The Portuguese data protection law implementing the European Union’s General Data Protection Regulation (GDPR) published on August 8, 2019—more than 15 months after the GDPR became effective. The GDPR sets certain standards and baselines but leaves the responsibility to each Member State to implement their own compliant law. Portugal is the third-to-last Member State to update its national data protection laws to comply with the GDPR. 

The law applies to the processing of all personal data carried out in Portugal, “regardless of the public or private nature of the controller or the processor,”[1] and including public interest missions. It may also apply to data processing outside of Portugal when the processing is performed for an entity in Portugal or affects individuals in Portugal.  

The law lays out “[v]ery serious offenses,” which include processing personal data without consent or otherwise in violation of certain provisions articles of the GDPR, charging unreasonable fees to provide information under article 12 of the GDPR, and refusal to provide information collected on an individual. The law includes data retention periods based on the type of data. The right to be forgotten may only be exercised after the end of the retention period.

Penalties range between €5,000 to €20,000,000, or 4% whichever is greater, on companies and a maximum penalty of €500,000 for a natural person. In determining fines, the data protection authority considers at least three factors: the economic situation of the violating entity, the continuing nature of the infraction, and the size of the violating entity.
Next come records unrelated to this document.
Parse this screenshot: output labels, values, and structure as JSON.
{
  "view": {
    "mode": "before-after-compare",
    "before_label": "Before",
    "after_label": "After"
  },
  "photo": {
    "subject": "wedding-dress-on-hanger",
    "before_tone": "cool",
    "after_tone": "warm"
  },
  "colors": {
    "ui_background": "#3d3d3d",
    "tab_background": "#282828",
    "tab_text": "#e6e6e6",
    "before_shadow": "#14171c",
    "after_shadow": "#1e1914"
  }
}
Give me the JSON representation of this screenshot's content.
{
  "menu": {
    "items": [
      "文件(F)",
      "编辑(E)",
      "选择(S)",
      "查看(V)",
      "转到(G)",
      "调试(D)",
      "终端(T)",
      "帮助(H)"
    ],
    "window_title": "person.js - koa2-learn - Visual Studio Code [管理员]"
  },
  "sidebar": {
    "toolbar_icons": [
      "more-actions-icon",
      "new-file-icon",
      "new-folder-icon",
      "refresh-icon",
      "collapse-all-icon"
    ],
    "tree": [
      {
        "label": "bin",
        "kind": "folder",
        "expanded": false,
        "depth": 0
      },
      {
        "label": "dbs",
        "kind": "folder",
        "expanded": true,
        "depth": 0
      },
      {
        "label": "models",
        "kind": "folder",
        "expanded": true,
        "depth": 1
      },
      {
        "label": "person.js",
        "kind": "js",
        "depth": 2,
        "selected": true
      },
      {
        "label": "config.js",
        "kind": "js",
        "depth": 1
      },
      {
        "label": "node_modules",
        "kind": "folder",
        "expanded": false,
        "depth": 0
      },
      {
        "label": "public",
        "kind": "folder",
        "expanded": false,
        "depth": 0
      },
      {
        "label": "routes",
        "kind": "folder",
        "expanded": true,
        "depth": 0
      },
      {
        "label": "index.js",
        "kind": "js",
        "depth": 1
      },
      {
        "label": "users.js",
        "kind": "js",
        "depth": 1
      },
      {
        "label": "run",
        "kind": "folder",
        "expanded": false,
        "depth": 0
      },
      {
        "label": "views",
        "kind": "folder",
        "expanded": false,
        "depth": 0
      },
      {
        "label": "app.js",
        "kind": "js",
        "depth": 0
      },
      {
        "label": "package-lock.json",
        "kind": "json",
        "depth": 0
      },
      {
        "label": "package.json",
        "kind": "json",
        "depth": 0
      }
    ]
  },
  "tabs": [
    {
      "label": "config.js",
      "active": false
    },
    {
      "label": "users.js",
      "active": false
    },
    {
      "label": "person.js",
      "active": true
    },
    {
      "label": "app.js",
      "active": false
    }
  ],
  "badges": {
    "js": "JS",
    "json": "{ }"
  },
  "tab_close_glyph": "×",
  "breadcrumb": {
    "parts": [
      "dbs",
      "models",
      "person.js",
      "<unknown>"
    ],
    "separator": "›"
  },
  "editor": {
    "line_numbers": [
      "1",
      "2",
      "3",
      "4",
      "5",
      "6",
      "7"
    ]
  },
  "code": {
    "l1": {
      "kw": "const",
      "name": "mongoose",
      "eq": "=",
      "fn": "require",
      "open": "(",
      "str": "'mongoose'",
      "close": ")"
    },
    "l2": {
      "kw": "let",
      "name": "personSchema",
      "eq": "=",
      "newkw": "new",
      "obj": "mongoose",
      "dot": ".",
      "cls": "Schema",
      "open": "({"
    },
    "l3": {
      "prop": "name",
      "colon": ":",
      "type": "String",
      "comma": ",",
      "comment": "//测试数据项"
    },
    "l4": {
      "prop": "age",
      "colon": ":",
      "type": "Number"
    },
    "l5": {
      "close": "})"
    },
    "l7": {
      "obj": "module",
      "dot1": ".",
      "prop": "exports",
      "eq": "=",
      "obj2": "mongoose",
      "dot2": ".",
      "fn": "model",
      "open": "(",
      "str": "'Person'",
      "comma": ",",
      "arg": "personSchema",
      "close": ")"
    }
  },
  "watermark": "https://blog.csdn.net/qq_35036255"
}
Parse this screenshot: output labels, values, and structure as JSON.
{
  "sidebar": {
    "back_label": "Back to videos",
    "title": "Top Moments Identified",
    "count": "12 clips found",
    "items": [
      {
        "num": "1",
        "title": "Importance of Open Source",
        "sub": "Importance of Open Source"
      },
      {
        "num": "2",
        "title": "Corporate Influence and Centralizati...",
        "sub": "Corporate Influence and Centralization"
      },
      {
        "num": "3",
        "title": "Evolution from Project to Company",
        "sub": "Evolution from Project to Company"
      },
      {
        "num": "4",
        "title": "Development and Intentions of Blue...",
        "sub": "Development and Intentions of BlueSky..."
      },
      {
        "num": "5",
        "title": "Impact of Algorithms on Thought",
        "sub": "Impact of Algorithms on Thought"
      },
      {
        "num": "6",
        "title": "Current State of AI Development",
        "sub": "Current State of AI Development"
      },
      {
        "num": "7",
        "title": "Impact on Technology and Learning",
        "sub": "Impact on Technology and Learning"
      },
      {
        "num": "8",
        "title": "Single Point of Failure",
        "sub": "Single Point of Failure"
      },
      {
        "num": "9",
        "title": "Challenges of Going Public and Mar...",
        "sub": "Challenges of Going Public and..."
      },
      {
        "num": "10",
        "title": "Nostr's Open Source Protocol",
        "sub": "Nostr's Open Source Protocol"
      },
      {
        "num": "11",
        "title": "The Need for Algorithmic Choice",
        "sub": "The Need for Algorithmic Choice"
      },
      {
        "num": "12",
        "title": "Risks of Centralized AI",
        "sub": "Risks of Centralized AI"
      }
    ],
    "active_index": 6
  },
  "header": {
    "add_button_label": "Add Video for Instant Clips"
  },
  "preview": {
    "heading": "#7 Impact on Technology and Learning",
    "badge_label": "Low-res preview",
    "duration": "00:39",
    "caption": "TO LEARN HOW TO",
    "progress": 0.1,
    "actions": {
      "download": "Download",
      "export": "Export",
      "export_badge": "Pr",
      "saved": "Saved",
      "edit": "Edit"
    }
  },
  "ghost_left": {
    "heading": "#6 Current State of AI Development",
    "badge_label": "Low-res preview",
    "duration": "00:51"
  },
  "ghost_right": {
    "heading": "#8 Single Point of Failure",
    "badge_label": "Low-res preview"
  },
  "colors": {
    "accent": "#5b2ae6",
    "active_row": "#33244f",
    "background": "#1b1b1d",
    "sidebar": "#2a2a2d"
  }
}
Notably, the law allows for liability of corporate officers. Article 46 states that “any person” who uses the data for reasons other than that for which it was collected can be punished with up to one year’s imprisonment. Further, the law specifies that “[a]nyone who, due to professional confidentiality legal obligations, without legal grounds and without proper consent, discloses in whole or in part personal data” can also face up to one year in prison, and doubles that for data protection officers or those seeking illegitimate personal gain.

Tip: Given the evolving international data protection laws, companies should understand what data their websites collect and identify the global privacy laws that may be triggered.

 

[1] English translations come from a translation found at https://www.servulo.com/en/knowledge/Last-but-not-least-Portugal-has-finally-implemented-legislation-for-the-execution-of-the-GDPR/6633/

This entry has been created for information and planning purposes. It is not intended to be, nor should it be substituted for, legal advice, which turns on specific facts.